“I pulled the SWAT Team because of the funds,” said Hollis. “I had been told by different people that the county and Lafayette were pulling out. Bobby Etheridge said he’d heard it too.”
The Mayor said he hadn’t heard back from Sheriff Gammons, who he’d tried to contact about the matter, and hadn’t talked to Chief Dallas.
A committee meeting to discuss a pay scale for city employees will be held on August 12 at 6 p.m., the council decided. The meeting will be advertised, and is open to the public.
“This is something we owe the employees and the people of Red Boiling Springs,” said Bilbrey. “We owe them a meeting to discuss a pay scale.” The meeting has been put off, for one reason or another, for several years.
In other business, the council:
•approved a charter change allowing the council to spend $10,000 without advertising for bids. The previous allowable amount was $5,000.
•added Kenethia Woodard to the Fire Department as Secretary. Woodard replaces her father, Jimmy Neal Roark. Roark, who served as Secretary for several years, passed away last month.
•heard a proposal by Pamela Dean that the city allow an antique truck and tractor pull to be held in the field beside The Thomas House on the weekend of September 12 and 13. Dean spoke on behalf of Robert Stroop, owner of The Donoho Hotel. Stroop, said Dean, would like to see the pull named the Red Boiling Springs Antique Truck and Tractor Pull, with 20% of the profits going to the Police Department and 20% going to the Fire Department.
Hollis said that he would check about insurance for the pull, and also check to see if there was anything else going on that weekend. The weekend requested by Dean is the weekend after the Antique Car Show and before the weekend of the Motorcycle Show.
•heard a report from Mayor Hollis that, except for the month of June, the city has been steadily losing money in the water department, due to “things that had to be done.” Hollis asked the council to consider adding a supplement to customers’ water bills to help pay for required work done to the system, that the city had lost money on.
•passed, unanimously, a motion by Spivey (seconded by Etheridge) that any person or organization planning a fundraiser must get approval from the council.
•approved the request of Assistant Police Chief Steve Evans to plant a tree near the tourist information cabin in the old park in memory of his wife, Leticia.

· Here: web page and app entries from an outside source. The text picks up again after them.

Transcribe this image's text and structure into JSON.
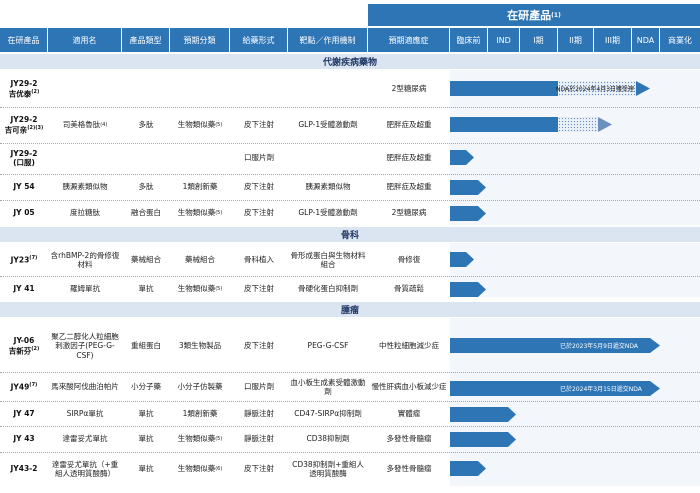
{
  "banner": {
    "title": "在研產品",
    "sup": "(1)"
  },
  "headers": [
    "在研產品",
    "適用名",
    "產品類型",
    "預期分類",
    "給藥形式",
    "靶點／作用機制",
    "預期適應症",
    "臨床前",
    "IND",
    "I期",
    "II期",
    "III期",
    "NDA",
    "商業化"
  ],
  "sections": {
    "metabolic": "代謝疾病藥物",
    "orthopedics": "骨科",
    "oncology": "腫瘤"
  },
  "rows": {
    "jy29_2a": {
      "code": "JY29-2",
      "name": "吉优泰",
      "sup": "(2)",
      "indication": "2型糖尿病",
      "note": "NDA於2024年4月3日獲受理"
    },
    "jy29_2b": {
      "code": "JY29-2",
      "name": "吉可亲",
      "sup": "(2)(3)",
      "indication": "肥胖症及超重"
    },
    "jy29_2c": {
      "code": "JY29-2",
      "name": "(口服)",
      "route": "口服片劑",
      "indication": "肥胖症及超重"
    },
    "jy29_shared": {
      "generic": "司美格魯肽",
      "generic_sup": "(4)",
      "type": "多肽",
      "category": "生物類似藥",
      "category_sup": "(5)",
      "route": "皮下注射",
      "target": "GLP-1受體激動劑"
    },
    "jy54": {
      "code": "JY 54",
      "generic": "胰澱素類似物",
      "type": "多肽",
      "category": "1類創新藥",
      "route": "皮下注射",
      "target": "胰澱素類似物",
      "indication": "肥胖症及超重"
    },
    "jy05": {
      "code": "JY 05",
      "generic": "度拉糖肽",
      "type": "融合蛋白",
      "category": "生物類似藥",
      "category_sup": "(5)",
      "route": "皮下注射",
      "target": "GLP-1受體激動劑",
      "indication": "2型糖尿病"
    },
    "jy23": {
      "code": "JY23",
      "code_sup": "(7)",
      "generic": "含rhBMP-2的骨修復材料",
      "type": "藥械組合",
      "category": "藥械組合",
      "route": "骨科植入",
      "target": "骨形成蛋白與生物材料組合",
      "indication": "骨修復"
    },
    "jy41": {
      "code": "JY 41",
      "generic": "羅姆單抗",
      "type": "單抗",
      "category": "生物類似藥",
      "category_sup": "(5)",
      "route": "皮下注射",
      "target": "骨硬化蛋白抑制劑",
      "indication": "骨質疏鬆"
    },
    "jy06": {
      "code": "JY-06",
      "name": "吉新芬",
      "sup": "(2)",
      "generic": "聚乙二醇化人粒細胞刺激因子(PEG-G-CSF)",
      "type": "重組蛋白",
      "category": "3類生物製品",
      "route": "皮下注射",
      "target": "PEG-G-CSF",
      "indication": "中性粒細胞減少症",
      "note": "已於2023年5月9日遞交NDA"
    },
    "jy49": {
      "code": "JY49",
      "code_sup": "(7)",
      "generic": "馬來酸阿伐曲泊帕片",
      "type": "小分子藥",
      "category": "小分子仿製藥",
      "route": "口服片劑",
      "target": "血小板生成素受體激動劑",
      "indication": "慢性肝病血小板減少症",
      "note": "已於2024年3月15日遞交NDA"
    },
    "jy47": {
      "code": "JY 47",
      "generic": "SIRPα單抗",
      "type": "單抗",
      "category": "1類創新藥",
      "route": "靜脈注射",
      "target": "CD47-SIRPα抑制劑",
      "indication": "實體瘤"
    },
    "jy43": {
      "code": "JY 43",
      "generic": "達雷妥尤單抗",
      "type": "單抗",
      "category": "生物類似藥",
      "category_sup": "(5)",
      "route": "靜脈注射",
      "target": "CD38抑制劑",
      "indication": "多發性骨髓瘤"
    },
    "jy43_2": {
      "code": "JY43-2",
      "generic": "達雷妥尤單抗（+重組人透明質酸酶）",
      "type": "單抗",
      "category": "生物類似藥",
      "category_sup": "(6)",
      "route": "皮下注射",
      "target": "CD38抑制劑+重組人透明質酸酶",
      "indication": "多發性骨髓瘤"
    }
  },
  "colors": {
    "header": "#2e75b6",
    "section": "#dbe5f1",
    "bar": "#2e75b6",
    "bar_dotted": "#6b8fbf"
  }
}
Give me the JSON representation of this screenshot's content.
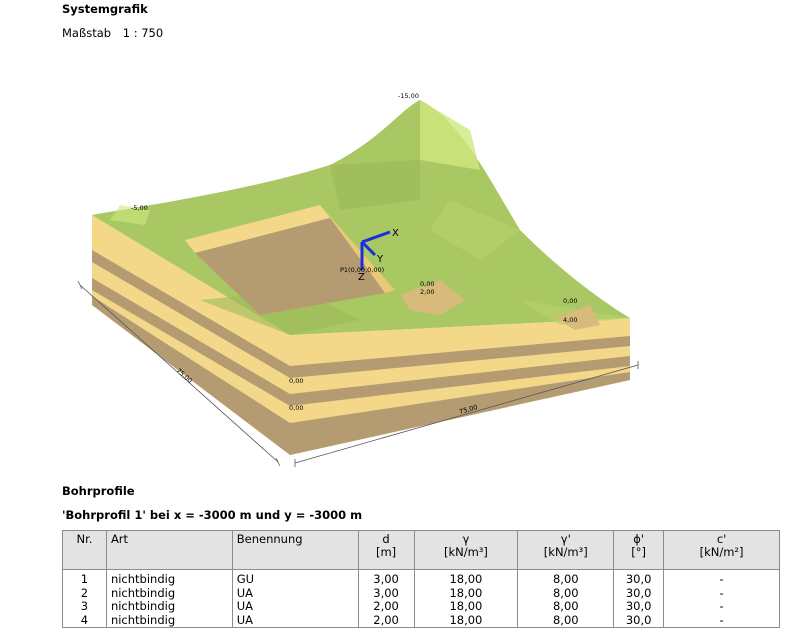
{
  "header": {
    "title": "Systemgrafik",
    "scale_label": "Maßstab",
    "scale_value": "1 : 750"
  },
  "graphic": {
    "labels": {
      "peak": "-15,00",
      "left_top": "-5,00",
      "point": "P1(0,00,0,00)",
      "axis_x": "X",
      "axis_y": "Y",
      "axis_z": "Z",
      "center_a": "0,00",
      "center_b": "2,00",
      "right_a": "0,00",
      "right_b": "4,00",
      "left_a": "0,00",
      "left_b": "0,00",
      "dim_left": "75,00",
      "dim_front": "75,00"
    },
    "colors": {
      "terrain": "#a9c763",
      "terrain_light": "#cfe77e",
      "sand": "#f2d888",
      "brown": "#b49b72",
      "axis": "#1a2ee0"
    }
  },
  "profiles": {
    "title": "Bohrprofile",
    "subtitle": "'Bohrprofil 1' bei x = -3000 m und y = -3000 m",
    "columns": [
      {
        "label": "Nr.",
        "unit": ""
      },
      {
        "label": "Art",
        "unit": ""
      },
      {
        "label": "Benennung",
        "unit": ""
      },
      {
        "label": "d",
        "unit": "[m]"
      },
      {
        "label": "γ",
        "unit": "[kN/m³]"
      },
      {
        "label": "γ'",
        "unit": "[kN/m³]"
      },
      {
        "label": "ϕ'",
        "unit": "[°]"
      },
      {
        "label": "c'",
        "unit": "[kN/m²]"
      }
    ],
    "rows": [
      [
        "1",
        "nichtbindig",
        "GU",
        "3,00",
        "18,00",
        "8,00",
        "30,0",
        "-"
      ],
      [
        "2",
        "nichtbindig",
        "UA",
        "3,00",
        "18,00",
        "8,00",
        "30,0",
        "-"
      ],
      [
        "3",
        "nichtbindig",
        "UA",
        "2,00",
        "18,00",
        "8,00",
        "30,0",
        "-"
      ],
      [
        "4",
        "nichtbindig",
        "UA",
        "2,00",
        "18,00",
        "8,00",
        "30,0",
        "-"
      ]
    ]
  }
}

The tree will be planted at Steve’s expense.
“You can plant a whole bunch of them,” said Etheridge, with enthusiasm. “We’ll even help you set them.”
•were told by Chief Terry Tuck that Lafayette was going to double the charge for keeping stray dogs that are picked up in Red Boiling Springs.
“As of August 1, they’re going to start charging us $10 a dog, then $1 a day for every day after 10,” said Tuck. “We’re required by law to keep them for so many days. We have no choice.”
•passed the 2008/2009 budget, on second and final reading.
•amended the 2007/2008 budget, on first reading.
•heard a report from Chad Owens, Waste Water Superintendent, that Nestle will be removing all of their own reverse osmosis water. No action was taken.
•heard a report from Larry Cato, of Barge, Waggoner, Sumner, and Cannon, that the line work on this year’s CDBG project was finished, and engineers are getting the pumps in to pump water from the Hudson Spring to Cotton Hollow.
•rejected a $57,000 bid to run 740 linear feet of gravity sewer line from Witcher Hollow to property owned by Robert Stroop on Highway 151.
•gave the go-ahead to Brown Painting Company to seal the settling basin at Sabins Spring. Brown submitted the only bid, of $7,240, for the job.
The next regular council meeting will be held on August 14 at 7 p.m. at City Hall.